He said France has a great history of technology. He gave the example of French innovation Minitel which was a videotex online service accessible through telephone lines. It was the world's most successful online service prior to the World Wide Web and brought online banking and travel reservations to millions of users in the 1980s.
Nilekani also mentioned that he has a long association with France. For instance, Infosys is the digital innovation partner of The French Open, also called Roland-Garros, a major tennis tournament held in Paris. A lot of the advanced artificial intelligence work done at Roland Garros has been done by Infosys.
“I was amazed to see the number of startups in France, and the kind of activity which is happening in France,” said Nilekani. “I'm quite sure that the French technology revolution will be very advanced,” he said.
India has also built a lot of digital public infrastructure in the last 10 years, including Aadhaar platform, which is used to open bank accounts. It is also the basis for the world's largest cash transfer programme where money is credited directly into bank accounts using the Aadhaar number. “Billions of dollars were transferred during the (Covid-19) crisis directly into the bank accounts of vulnerable people so that they could get access to their money immediately,” said Nilekani “That's been a big benefit from this infrastructure.”
Another important piece of fintech innovation in India is the UPI (Unified Payments Interface) system. It is an instant real-time payment system developed by National Payments Corporation of India (NPCI) facilitating inter-bank transactions. Nilekani was the advisor to NPCI, when UPI was launched in 2017 and it did hundred-thousand transactions initially. “Now it does 2 billion transactions a month,” said Nilekani.

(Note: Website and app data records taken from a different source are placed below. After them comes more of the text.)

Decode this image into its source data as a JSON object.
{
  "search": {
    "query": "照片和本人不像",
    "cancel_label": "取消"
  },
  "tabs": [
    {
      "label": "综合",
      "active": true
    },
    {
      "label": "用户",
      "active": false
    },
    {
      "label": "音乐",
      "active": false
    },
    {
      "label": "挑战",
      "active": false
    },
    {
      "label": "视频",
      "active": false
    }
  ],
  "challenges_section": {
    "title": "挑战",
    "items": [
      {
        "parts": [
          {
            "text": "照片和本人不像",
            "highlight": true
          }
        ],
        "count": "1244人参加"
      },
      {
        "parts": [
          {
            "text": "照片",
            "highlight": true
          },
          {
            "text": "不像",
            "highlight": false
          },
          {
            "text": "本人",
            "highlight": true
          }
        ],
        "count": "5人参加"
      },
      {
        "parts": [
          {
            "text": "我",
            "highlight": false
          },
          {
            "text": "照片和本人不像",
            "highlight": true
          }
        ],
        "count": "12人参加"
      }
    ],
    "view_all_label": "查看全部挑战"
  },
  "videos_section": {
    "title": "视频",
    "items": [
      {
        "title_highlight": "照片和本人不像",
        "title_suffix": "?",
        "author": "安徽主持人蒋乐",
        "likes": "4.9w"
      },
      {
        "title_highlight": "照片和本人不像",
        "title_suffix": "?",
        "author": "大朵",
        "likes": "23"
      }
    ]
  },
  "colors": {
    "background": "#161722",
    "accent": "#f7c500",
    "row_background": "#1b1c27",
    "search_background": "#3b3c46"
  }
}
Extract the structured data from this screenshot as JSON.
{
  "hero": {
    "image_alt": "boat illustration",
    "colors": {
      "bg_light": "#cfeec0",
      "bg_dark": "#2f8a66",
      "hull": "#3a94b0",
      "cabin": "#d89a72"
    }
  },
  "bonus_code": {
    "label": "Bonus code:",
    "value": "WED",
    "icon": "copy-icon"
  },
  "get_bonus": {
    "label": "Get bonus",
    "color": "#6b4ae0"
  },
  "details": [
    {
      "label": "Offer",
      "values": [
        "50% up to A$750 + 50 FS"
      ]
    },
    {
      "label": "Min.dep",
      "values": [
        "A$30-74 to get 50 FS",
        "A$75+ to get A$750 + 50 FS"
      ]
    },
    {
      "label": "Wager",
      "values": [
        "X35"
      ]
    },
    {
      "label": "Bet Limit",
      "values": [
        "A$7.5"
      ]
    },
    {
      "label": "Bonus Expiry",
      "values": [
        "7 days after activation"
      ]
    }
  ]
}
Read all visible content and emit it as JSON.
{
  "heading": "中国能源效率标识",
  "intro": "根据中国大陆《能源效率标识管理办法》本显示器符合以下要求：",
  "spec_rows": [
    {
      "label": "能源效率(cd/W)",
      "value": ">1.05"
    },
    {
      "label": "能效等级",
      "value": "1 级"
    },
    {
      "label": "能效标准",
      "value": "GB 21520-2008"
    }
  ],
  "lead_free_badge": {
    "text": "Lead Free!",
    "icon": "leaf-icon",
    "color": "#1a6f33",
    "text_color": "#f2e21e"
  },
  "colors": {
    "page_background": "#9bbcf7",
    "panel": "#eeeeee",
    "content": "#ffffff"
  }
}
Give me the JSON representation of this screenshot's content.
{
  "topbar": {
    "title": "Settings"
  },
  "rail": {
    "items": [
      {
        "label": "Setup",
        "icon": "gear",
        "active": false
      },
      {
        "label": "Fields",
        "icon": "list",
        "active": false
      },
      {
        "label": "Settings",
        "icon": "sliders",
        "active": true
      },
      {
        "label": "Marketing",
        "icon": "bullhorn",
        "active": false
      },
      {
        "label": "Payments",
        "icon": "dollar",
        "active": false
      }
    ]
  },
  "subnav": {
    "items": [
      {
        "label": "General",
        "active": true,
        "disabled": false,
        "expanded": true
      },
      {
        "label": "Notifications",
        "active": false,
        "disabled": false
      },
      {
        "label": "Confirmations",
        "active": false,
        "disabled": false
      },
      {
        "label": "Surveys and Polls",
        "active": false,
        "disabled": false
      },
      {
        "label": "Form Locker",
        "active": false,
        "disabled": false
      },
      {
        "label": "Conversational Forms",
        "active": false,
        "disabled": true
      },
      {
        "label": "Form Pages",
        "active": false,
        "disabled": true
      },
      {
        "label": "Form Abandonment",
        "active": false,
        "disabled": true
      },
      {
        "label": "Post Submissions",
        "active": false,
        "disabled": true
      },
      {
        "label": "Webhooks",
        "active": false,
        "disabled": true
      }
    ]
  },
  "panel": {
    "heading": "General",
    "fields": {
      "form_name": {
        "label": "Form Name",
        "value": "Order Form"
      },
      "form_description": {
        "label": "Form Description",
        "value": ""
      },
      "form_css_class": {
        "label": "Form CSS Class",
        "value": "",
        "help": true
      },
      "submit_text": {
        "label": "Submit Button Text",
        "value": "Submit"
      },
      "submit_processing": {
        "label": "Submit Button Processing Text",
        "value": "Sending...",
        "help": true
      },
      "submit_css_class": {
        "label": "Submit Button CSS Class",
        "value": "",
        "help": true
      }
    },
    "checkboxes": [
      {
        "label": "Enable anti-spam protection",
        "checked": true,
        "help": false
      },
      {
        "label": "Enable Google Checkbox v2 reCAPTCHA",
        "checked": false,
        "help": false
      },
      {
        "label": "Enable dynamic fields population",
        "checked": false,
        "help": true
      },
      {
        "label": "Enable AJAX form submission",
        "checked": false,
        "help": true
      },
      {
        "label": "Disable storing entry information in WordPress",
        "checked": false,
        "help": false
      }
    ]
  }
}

He said UPI is a very important part of the fintech revolution in India. This is because on the back of it many many companies have come up, which have built the infrastructure for banks.